> Raw data:
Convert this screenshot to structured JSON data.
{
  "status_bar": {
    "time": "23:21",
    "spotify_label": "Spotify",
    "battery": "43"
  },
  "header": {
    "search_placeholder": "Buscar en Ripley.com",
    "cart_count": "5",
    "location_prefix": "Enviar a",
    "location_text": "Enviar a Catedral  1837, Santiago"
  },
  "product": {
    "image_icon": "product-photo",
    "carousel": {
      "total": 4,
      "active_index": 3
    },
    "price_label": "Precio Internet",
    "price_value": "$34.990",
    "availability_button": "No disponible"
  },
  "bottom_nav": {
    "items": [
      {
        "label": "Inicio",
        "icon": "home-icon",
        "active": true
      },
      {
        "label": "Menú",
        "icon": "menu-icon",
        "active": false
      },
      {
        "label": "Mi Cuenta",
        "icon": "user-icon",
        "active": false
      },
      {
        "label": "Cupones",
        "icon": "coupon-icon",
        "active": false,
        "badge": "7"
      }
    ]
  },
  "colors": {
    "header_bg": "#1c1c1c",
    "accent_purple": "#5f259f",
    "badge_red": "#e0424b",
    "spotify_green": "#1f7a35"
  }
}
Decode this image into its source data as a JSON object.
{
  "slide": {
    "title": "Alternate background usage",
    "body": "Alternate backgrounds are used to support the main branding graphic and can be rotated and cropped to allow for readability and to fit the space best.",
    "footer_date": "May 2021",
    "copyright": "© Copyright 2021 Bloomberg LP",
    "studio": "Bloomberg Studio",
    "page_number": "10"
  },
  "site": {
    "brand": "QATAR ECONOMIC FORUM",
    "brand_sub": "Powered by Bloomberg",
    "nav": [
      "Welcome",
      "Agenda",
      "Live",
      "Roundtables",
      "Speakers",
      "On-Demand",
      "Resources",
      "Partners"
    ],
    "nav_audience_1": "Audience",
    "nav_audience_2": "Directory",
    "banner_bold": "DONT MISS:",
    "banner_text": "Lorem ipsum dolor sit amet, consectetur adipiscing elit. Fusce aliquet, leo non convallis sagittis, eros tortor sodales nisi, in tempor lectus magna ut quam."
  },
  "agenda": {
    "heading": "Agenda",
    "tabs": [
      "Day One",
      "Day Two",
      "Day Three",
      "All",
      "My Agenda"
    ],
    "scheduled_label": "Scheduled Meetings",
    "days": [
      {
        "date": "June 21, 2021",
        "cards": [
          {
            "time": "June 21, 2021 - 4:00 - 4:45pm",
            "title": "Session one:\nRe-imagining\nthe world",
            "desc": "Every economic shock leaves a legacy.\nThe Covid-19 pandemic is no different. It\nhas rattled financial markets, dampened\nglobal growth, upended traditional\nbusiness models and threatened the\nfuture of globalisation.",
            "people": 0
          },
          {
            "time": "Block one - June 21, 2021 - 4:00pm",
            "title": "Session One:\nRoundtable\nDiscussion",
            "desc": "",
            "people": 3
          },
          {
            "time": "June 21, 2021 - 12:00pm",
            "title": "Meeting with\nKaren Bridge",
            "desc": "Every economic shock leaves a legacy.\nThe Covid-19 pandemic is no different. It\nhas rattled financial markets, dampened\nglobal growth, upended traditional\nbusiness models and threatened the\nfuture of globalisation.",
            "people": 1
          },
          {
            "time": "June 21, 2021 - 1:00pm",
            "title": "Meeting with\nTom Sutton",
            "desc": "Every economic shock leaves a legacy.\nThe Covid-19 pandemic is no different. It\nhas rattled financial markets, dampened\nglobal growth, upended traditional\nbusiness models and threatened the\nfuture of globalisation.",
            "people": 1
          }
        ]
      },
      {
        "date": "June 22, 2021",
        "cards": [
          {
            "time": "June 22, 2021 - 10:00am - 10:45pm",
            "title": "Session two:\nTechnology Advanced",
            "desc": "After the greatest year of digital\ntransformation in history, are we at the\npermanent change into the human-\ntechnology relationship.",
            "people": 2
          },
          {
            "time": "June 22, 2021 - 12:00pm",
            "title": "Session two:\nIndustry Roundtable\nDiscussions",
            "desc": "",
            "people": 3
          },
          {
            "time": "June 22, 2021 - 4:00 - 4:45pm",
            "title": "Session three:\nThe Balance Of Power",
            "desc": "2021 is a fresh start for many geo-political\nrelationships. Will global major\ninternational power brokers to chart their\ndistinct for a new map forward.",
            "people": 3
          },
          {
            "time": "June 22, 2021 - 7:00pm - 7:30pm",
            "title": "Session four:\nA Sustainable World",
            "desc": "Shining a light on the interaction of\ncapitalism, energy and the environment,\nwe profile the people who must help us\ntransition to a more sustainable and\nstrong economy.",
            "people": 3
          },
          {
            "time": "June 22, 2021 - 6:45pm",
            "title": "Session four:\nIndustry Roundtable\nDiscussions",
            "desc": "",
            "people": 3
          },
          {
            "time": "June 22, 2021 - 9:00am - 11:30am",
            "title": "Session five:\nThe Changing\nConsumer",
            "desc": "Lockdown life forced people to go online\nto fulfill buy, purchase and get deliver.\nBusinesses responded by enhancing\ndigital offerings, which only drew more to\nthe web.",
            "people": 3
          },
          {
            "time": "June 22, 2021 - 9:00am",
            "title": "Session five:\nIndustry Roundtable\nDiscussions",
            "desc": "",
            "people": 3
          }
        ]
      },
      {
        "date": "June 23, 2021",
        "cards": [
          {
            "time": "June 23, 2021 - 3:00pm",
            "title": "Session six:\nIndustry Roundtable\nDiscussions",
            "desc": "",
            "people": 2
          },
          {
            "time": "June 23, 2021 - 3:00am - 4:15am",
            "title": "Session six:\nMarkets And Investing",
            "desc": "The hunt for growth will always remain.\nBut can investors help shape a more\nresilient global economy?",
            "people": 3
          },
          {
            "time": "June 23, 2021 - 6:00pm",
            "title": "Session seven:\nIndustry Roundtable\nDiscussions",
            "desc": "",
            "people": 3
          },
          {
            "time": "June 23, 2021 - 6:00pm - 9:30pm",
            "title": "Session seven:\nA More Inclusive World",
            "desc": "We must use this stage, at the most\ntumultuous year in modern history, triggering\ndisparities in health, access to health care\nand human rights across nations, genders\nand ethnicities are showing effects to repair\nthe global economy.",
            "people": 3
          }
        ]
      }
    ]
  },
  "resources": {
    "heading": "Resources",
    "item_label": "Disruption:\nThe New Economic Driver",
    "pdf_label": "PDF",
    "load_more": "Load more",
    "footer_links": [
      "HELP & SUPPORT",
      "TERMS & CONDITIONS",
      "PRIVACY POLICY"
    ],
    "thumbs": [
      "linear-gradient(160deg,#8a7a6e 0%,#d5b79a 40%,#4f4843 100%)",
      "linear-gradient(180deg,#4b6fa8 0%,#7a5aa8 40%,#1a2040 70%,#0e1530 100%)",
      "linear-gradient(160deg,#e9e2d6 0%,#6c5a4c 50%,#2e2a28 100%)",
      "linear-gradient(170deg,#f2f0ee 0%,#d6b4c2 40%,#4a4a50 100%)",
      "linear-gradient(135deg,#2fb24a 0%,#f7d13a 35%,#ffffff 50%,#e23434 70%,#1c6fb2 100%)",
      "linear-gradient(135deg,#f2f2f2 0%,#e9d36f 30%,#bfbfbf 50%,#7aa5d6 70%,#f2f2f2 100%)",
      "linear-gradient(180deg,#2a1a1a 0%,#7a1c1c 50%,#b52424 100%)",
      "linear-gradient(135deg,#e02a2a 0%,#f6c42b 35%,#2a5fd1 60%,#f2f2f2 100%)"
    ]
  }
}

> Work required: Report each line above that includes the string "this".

> Task solution:
Convert this screenshot to structured JSON data.
Decode this image into its source data as a JSON object.
            "desc": "We must use this stage, at the most\ntumultuous year in modern history, triggering\ndisparities in health, access to health care\nand human rights across nations, genders\nand ethnicities are showing effects to repair\nthe global economy.",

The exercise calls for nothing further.